perfect competitor, since it will seek to maximize its efficiency
and profits. Most economists?find the idea of ?competitive?
or ?efficient monopolies? hard to swallow. But even granting
Coase his point, a world of zero transaction costs is only
slightly less imaginary than perfect competition.
After examining all of the faults of the Coase Theorem it may be easy to say that it has no practical use but this is not entirely true. Some of the opinions expressed above are extreme and not all together applicable to Coase’s theorem. Coase is may times correct when he simple says, paraphrasing of course, ?but, it works!? One very practical use of the Coase theorem is in the creation of environmental regulations. Environmental regulations concerning externalities began in common law as it pertained to those things classified as ?nuisances (Clarkson 825).? A recent example of an environmental nuisance case was in 1996. The case Maddocks v Giles set the precedent for payment as compensation for a nuisance. In the case Maddocks owned property next to a gravel pit that contained a small spring. The gravel company, owned by Giles , began a new excavation and in doing so stopped the spring from flowing. This had no significant environment impact on the land and animals but was a ?nuisance? to Maddocks. The supreme court ruled that Maddocks had a legitimate right to his property and ordered the case to trial for compensation (Clarkson 825-26). This example shows that the US court system up holds the right to compensate one for an externality effecting their property. One of the more ?Coasean? statues are those that apply to air pollution. In cases in which one factory is polluting the air in a certain community it is necessary for regulations to create incentives for that factory to cut back the amount of externality it is producing. It can either pay another company for their rights to pollute and influence that company to produce less pollution or pay in liability the effects the pollution may have on the inhabitants of the polluted community. The government, through the Clean Air Act, strongly suggests that a polluting factory cut back the pollution in their own plant or pay another plant to cut back their pollution (Clarkson 828). This is a clear example of the Coase Theorem and the effects of externalities on property rights. Alison Butler put it the following way,
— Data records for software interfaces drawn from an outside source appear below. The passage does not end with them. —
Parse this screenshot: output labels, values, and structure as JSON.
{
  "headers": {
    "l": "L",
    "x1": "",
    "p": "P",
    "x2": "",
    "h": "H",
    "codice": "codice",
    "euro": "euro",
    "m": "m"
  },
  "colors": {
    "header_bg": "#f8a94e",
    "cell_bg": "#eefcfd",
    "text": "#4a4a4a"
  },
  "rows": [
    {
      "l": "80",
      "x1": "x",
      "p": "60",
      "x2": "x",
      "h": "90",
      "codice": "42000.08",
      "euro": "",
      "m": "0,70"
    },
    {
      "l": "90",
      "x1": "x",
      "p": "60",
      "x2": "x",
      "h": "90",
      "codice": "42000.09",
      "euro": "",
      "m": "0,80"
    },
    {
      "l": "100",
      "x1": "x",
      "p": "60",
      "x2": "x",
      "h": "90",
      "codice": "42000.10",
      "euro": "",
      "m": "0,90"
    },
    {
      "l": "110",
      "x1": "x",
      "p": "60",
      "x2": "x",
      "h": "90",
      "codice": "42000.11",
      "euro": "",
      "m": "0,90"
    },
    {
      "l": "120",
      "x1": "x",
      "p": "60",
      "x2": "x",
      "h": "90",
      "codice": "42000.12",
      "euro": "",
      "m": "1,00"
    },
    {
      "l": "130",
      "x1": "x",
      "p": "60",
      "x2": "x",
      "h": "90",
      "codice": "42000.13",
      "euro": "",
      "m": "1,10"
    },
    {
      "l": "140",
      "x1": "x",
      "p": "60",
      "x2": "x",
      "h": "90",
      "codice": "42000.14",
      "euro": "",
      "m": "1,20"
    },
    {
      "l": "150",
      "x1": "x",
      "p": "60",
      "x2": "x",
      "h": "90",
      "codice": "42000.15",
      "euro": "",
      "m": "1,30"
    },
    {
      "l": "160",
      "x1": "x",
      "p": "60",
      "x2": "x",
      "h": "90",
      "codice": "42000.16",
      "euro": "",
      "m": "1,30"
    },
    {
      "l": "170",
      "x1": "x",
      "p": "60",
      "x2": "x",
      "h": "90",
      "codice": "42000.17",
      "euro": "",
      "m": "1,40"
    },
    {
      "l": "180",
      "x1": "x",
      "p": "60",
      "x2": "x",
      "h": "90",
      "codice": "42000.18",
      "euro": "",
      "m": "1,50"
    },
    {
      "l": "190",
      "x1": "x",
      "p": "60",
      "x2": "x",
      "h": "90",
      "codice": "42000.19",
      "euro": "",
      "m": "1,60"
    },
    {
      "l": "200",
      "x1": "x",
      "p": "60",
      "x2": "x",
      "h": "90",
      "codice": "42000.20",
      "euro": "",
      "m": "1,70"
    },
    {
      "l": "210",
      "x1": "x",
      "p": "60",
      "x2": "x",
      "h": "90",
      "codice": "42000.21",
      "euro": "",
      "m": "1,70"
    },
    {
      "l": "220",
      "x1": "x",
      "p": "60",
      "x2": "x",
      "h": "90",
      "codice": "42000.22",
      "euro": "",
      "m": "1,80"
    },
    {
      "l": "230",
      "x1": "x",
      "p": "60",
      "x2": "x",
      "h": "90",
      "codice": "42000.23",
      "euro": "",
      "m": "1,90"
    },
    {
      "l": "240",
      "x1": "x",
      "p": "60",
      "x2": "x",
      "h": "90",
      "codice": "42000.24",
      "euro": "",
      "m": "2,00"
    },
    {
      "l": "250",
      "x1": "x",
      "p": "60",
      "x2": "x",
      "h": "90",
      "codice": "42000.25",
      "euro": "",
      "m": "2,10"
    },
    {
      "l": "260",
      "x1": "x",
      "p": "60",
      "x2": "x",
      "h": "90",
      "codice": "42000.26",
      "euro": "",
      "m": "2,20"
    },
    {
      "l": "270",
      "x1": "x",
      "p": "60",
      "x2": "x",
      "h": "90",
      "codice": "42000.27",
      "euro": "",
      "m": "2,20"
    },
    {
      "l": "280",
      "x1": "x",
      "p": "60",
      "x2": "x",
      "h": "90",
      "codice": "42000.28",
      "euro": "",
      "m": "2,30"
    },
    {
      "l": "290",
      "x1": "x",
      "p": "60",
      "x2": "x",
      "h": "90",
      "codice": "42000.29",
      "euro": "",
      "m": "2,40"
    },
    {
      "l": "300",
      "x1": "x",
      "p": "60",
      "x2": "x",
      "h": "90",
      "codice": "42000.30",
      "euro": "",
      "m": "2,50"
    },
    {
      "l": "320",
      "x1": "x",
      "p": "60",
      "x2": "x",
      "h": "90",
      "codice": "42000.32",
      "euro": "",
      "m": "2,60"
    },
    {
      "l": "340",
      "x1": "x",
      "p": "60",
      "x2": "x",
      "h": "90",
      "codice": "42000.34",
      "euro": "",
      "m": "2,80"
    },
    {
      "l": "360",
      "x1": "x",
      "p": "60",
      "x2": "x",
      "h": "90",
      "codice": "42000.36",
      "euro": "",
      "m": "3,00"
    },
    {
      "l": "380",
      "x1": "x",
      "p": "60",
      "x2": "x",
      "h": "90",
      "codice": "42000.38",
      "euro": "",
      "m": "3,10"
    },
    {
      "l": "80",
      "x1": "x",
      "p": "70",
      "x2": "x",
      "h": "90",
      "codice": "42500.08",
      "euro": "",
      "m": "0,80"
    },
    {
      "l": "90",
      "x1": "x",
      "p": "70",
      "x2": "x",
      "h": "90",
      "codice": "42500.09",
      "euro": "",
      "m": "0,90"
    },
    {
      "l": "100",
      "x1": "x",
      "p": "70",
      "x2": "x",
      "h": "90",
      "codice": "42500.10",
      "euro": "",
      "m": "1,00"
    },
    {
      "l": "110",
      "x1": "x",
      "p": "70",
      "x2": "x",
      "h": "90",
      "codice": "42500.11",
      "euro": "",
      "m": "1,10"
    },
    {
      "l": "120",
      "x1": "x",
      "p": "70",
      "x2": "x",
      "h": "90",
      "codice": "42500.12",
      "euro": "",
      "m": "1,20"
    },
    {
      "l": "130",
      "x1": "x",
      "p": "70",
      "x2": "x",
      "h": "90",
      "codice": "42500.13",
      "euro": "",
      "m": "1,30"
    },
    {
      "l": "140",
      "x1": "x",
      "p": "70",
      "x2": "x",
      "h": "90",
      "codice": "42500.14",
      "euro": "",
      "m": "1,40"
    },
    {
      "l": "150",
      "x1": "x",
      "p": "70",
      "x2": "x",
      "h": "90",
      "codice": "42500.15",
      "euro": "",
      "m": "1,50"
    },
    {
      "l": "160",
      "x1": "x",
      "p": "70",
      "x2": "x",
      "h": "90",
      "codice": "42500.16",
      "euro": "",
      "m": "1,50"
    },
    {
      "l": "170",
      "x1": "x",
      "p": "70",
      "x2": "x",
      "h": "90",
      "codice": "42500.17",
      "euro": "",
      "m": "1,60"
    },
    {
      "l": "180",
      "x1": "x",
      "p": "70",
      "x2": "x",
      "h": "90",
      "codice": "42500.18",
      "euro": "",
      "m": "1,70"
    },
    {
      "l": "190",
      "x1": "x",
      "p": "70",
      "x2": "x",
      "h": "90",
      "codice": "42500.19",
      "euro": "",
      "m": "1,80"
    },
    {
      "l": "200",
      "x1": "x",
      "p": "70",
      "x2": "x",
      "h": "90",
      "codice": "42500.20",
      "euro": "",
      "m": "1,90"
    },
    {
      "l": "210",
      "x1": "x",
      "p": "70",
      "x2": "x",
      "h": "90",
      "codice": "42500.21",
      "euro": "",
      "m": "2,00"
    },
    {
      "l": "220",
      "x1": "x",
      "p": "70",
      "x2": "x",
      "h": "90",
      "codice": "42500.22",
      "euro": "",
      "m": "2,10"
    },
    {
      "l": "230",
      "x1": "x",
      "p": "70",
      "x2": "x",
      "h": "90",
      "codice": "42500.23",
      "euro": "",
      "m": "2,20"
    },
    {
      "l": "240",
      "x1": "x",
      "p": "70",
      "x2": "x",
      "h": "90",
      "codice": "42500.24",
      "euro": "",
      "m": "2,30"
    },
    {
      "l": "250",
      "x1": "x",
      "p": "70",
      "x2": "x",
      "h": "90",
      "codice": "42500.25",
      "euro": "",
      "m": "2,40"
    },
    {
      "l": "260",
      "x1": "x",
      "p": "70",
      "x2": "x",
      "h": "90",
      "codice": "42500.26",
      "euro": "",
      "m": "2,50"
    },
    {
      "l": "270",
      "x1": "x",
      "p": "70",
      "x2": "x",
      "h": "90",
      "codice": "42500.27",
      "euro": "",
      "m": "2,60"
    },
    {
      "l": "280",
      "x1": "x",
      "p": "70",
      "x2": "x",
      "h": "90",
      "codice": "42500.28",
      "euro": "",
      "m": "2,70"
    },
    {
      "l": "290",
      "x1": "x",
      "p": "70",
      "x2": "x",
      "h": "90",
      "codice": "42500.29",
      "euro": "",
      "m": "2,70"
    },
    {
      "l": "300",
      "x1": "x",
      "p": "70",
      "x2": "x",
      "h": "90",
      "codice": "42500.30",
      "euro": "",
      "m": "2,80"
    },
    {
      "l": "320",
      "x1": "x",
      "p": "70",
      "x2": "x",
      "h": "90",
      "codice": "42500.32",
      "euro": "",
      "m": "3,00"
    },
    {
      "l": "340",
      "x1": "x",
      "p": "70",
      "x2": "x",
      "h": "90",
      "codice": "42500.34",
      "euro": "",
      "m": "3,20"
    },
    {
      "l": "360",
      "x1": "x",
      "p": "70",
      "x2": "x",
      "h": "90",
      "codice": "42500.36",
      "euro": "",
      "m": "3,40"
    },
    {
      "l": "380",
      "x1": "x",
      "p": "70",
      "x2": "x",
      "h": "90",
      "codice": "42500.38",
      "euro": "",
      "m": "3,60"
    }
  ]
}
The Coase Theorem proves that the equilibrium level of
pollution is the same?Furthermore, such an outcome is
efficient. Thus, when property rights are clearly defined and
there is an explicitly designated polluter and victim, the
efficient outcome is independent of how the property rights
are assigned. (Butler 3)
All though Butler recognizes the ability of the Coase Theorem to settle pollution disputes she does point out one flaw. The Coase Theorem becomes less efficient when there are multiple polluters and many parties effected. In this case the pollution outcome may depend on the assignment of property rights unlike the statement made above
Truth is that Coase’s theorem does work even with transactions costs and without perfect competition if applied in the way that he intended. Most opposition to the Coase Theorem come form the misunderstanding of his theorem as discussed earlier. Moreover the practical use of the Coase Theorem does exist and is applied daily to situations where externalities effect another’s property rights.